Yet by maintaining the 0.7 per cent pledge, May has faced down her party's right and title such as the Sun and the Daily Mail. On grammar schools, climate change and Brexit, Tory MPs have cheered the Prime Minister's stances but she has now upheld a key component of David Cameron's legacy. George Osborne was one of the first to praise May's decision, tweeting: "Recommitment to 0.7% aid target very welcome. Morally right, strengthens UK influence & was key to creating modern compassionate Conservatives".

A Conservative aide told me that the announcement reflected May's personal commitment to international development, pointing to her recent speech to International Development staff. 

But another Cameron-era target - the state pension "triple lock" - appears less secure. Asked whether the government would continue to raise pensions every year, May pointed to the Tories' record, rather than making any future commitment. The triple lock, which ensures pensions rise in line with average earnings, CPI inflation or by 2.5 per cent (whichever is highest), has long been regarded by some Conservatives as unaffordable. 

Meanwhile, Philip Hammond has hinted that the Tories' "tax lock", which bars increases in income tax, VAT and National Insurance, could be similarly dropped. He said: "I’m a Conservative. I have no ideological desire to to raise taxes. But we need to manage the economy sensibly and sustainably.
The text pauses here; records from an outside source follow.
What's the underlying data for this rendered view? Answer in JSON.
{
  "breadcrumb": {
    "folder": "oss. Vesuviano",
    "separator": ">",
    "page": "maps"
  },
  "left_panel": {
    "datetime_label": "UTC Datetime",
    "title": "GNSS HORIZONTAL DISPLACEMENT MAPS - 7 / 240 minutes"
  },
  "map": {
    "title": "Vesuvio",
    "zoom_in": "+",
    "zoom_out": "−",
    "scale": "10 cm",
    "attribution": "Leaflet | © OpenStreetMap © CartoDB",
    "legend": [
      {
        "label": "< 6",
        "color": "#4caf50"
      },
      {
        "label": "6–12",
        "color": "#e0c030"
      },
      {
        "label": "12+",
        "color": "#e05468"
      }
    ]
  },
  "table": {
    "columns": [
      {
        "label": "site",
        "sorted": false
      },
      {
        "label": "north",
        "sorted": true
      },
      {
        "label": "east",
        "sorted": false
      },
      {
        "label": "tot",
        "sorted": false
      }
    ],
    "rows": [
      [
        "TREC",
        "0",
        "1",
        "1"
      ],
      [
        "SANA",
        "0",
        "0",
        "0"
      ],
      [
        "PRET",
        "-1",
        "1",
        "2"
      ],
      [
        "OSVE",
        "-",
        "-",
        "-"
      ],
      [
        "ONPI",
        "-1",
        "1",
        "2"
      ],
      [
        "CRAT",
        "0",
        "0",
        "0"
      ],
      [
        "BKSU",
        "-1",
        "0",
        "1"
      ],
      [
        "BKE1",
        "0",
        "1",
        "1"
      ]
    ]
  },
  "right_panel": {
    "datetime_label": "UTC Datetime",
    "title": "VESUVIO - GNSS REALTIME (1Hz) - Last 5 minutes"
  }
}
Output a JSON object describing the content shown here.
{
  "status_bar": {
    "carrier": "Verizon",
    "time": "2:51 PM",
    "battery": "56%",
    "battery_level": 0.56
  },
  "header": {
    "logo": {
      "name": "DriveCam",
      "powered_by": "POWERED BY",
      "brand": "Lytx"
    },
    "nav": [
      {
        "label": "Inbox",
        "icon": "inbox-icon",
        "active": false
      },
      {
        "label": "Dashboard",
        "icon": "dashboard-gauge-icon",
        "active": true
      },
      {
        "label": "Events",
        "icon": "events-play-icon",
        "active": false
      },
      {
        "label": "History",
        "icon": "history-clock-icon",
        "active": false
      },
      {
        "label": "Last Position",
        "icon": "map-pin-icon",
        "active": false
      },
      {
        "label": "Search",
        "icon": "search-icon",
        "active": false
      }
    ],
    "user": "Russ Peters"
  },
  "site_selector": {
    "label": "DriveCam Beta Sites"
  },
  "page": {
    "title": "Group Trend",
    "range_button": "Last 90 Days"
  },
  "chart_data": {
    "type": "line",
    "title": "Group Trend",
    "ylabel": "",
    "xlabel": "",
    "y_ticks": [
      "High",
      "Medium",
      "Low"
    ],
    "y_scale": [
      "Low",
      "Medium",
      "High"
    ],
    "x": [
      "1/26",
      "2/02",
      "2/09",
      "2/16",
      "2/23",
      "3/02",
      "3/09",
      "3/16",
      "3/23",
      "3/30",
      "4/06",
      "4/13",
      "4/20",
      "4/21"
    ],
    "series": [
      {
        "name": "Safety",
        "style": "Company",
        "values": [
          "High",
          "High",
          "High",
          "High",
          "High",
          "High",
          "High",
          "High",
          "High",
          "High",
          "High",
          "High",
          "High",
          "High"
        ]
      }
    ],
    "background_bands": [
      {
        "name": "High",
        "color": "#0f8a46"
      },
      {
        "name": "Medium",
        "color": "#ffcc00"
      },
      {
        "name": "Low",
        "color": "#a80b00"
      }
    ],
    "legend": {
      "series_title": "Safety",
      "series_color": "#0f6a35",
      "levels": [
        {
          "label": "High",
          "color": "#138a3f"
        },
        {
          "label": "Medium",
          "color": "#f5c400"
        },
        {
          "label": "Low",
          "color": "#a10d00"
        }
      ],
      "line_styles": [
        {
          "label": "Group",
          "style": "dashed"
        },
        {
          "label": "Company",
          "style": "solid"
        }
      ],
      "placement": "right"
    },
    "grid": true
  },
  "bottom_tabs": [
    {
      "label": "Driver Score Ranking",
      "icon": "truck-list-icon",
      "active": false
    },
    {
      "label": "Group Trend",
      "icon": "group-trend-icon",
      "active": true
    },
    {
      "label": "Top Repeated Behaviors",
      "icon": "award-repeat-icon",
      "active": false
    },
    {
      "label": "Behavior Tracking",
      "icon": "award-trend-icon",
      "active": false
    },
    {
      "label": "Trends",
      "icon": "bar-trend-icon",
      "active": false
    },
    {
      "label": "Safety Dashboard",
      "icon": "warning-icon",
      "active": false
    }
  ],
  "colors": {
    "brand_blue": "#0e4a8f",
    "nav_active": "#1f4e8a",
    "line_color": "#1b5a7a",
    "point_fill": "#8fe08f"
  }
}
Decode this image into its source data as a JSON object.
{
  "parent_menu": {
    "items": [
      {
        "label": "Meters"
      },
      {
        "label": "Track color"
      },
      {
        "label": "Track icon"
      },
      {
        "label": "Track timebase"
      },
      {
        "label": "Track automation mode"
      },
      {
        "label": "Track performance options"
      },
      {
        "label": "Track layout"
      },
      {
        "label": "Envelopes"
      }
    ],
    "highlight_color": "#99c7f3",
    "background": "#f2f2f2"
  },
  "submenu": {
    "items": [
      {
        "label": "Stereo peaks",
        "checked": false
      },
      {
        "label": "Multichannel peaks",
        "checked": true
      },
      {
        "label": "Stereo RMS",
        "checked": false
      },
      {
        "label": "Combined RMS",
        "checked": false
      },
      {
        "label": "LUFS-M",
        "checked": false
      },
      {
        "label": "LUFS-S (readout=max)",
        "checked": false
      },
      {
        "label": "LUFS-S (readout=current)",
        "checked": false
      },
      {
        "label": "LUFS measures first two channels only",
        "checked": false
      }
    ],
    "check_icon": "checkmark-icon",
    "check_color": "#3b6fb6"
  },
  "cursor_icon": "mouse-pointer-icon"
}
We need to get the fiscal accounts back into shape.

"It was self evidently clear that the commitments that were made in the 2015 manifesto did and do today constrain the ability to manage the economy flexibly."

May's short speech to workers at a GlaxoSmithKline factory was most notable for her emphasis that "the result is not certain" (the same message delivered by Jeremy Corbyn yesterday). As I reported on Wednesday, the Tories fear that the belief that Labour cannot win could reduce their lead as voters conclude there is no need to turn out. 

George Eaton is political editor of the New Statesman.

0800 7318496